Patients' attitudes and perceptions of two health-related quality-of-life questionnaires used to collect patient-reported outcome measures in the English National Health Service: A qualitative study of patients undergoing cardiac interventions.
Matata BM., Hinder S., Steele S., Gibbons E., Jackson M.
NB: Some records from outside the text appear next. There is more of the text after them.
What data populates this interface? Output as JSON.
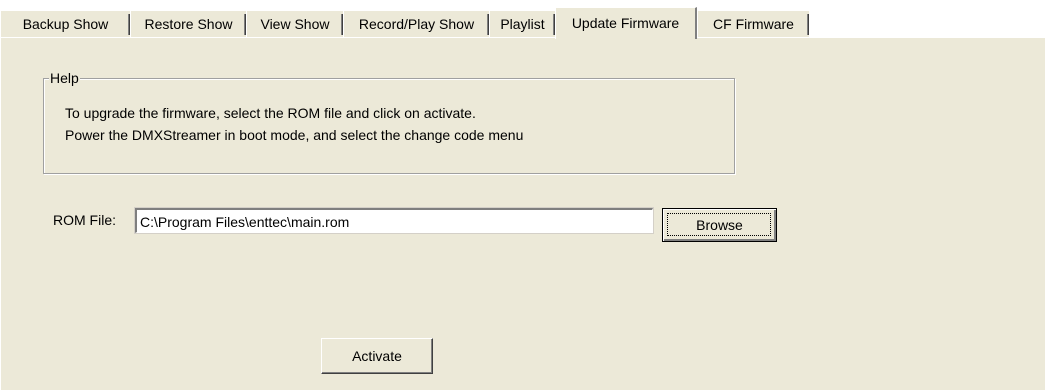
{
  "tabs": [
    {
      "label": "Backup Show",
      "active": false
    },
    {
      "label": "Restore Show",
      "active": false
    },
    {
      "label": "View Show",
      "active": false
    },
    {
      "label": "Record/Play Show",
      "active": false
    },
    {
      "label": "Playlist",
      "active": false
    },
    {
      "label": "Update Firmware",
      "active": true
    },
    {
      "label": "CF Firmware",
      "active": false
    }
  ],
  "help": {
    "title": "Help",
    "lines": [
      "To upgrade the firmware, select the ROM file and click on activate.",
      "Power the DMXStreamer in boot mode, and select the change code menu"
    ]
  },
  "rom_file": {
    "label": "ROM File:",
    "value": "C:\\Program Files\\enttec\\main.rom"
  },
  "buttons": {
    "browse": "Browse",
    "activate": "Activate"
  },
  "colors": {
    "face": "#ece9d8",
    "highlight": "#ffffff",
    "shadow": "#808080"
  }
}
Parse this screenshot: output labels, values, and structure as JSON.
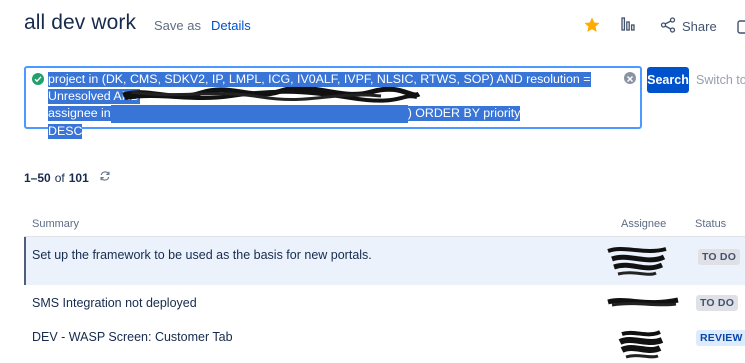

OBJECTIVES: To explore patients' views on the EuroQol-5D and Coronary Revascularisation Outcome Questionnaire, tools currently used for collecting patient-reported outcome measures in the English National Health Service. The key questions were as follows: (1) whether patients consider them sensitive enough to detect change in their health after cardiovascular disease interventions and (2) whether they consider the health-related quality-of-life questions as meaningful. METHODS: Data were collected on patients' views using focus groups. We held four focus groups selecting participants on the basis of their baseline and follow-up EuroQol-5D scores. Data were analysed using framework analysis and grounded theory. RESULTS: Focus group participants confirmed that they had derived substantial health benefits from their cardiac interventions despite the lack of measurable effects on the EuroQol-5D scores. Participants felt that the EuroQol-5D questionnaire was limited because of the following reasons: Their health fluctuates from day to day.They had difficulty assessing their general health status on the visual analogue scale.They felt that the Coronary Revascularisation Outcome Questionnaire was limited because of the following reasons: They did not understand the clinical terms used.The impact of tiredness on their quality of life was not captured.They were unable to distinguish between the effects of their heart condition and other health issues.Additionally, neither questionnaire considers the adjustments people have made to their domestic arrangements to improve their health-related quality of life. CONCLUSION: This study provides evidence that the two questionnaires do not capture some aspects of health that patients consider important. Furthermore, the presence of co-morbidities masks the symptoms relating to the heart disease and the effect of their cardiac interventions. Future work on patient-reported outcome measures should consider developing new questionnaires that address these major concerns.